If you have risk factors for lung cancer beyond smoking, you may qualify for screening even if you have never smoked. Check with your health-care provider. Some examples of people who may be eligible include those with the following: a family history of certain genetic lung cancers in nonsmokers, known exposure to radon for many years, and heavy exposure to second-hand smoke, like bartenders or casino workers. In addition to screening, lung cancer should be considered if any of the following are present, even in those who have never smoked or smoked very little:
• Chronic cough (longer than one month).
• Coughing up blood.
• Unexplained shortness of breath.
• Unexplained weight loss.
• Hoarseness that lasts longer than two weeks.
• Loss of appetite.
• Recurring or non-healing lung infections.
The more symptoms present, the more worrisome for lung cancer.
If you are a smoker or former smoker who smoked more than 100 cigarettes in your lifetime and are 50-80 years old, please see your health-care provider about being screened for lung cancer. If you do not qualify for lung cancer screening, know your family history, history of exposure to second-hand smoke and potential for radon exposure. Familiarize yourself with the possible symptoms commonly seen in patients with lung cancer and see your health-care provider if you are experiencing any of them, particularly if more than one is present.

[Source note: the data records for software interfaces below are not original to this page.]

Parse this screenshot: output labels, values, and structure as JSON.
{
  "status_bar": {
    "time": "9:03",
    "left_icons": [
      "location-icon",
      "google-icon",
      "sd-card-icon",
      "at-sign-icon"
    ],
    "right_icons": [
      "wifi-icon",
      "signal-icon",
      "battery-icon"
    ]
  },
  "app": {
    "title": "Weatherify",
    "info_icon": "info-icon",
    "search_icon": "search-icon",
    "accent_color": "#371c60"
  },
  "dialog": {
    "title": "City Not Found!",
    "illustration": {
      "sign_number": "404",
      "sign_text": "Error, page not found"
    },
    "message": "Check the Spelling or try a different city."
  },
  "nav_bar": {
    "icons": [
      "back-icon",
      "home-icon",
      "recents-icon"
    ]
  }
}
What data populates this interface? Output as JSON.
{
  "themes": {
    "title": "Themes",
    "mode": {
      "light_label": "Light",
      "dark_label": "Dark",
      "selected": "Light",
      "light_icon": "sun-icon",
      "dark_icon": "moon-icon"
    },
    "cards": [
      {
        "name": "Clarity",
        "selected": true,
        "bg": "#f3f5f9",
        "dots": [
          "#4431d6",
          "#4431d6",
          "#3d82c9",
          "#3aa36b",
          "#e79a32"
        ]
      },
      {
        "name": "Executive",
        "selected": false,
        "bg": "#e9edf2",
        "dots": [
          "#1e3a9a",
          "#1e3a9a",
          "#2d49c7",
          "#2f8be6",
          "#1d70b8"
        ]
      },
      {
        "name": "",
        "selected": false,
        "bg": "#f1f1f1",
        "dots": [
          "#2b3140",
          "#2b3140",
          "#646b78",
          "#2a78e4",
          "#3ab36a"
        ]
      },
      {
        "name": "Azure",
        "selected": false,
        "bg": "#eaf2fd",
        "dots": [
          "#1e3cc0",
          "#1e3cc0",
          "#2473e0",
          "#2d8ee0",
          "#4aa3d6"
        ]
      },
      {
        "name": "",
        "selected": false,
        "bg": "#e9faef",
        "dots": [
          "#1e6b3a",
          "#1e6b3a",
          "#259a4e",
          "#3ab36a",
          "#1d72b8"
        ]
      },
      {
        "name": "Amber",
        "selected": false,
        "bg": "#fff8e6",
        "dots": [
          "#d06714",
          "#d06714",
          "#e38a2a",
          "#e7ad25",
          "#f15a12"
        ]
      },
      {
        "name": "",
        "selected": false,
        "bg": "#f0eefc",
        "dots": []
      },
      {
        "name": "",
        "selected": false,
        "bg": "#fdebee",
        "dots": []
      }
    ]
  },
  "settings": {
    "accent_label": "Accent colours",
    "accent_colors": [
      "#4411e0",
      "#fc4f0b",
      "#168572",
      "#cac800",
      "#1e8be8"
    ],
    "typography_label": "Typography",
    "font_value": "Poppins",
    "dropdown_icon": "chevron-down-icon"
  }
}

Lung cancer is treatable if detected early, so know your risk and see your health-care provider if you think you need testing.
Rebecca Eskew Clawson, PA-C, MAT, assistant professor of Physician Assistant Program, School of Allied Health Professions at LSU Health Shreveport.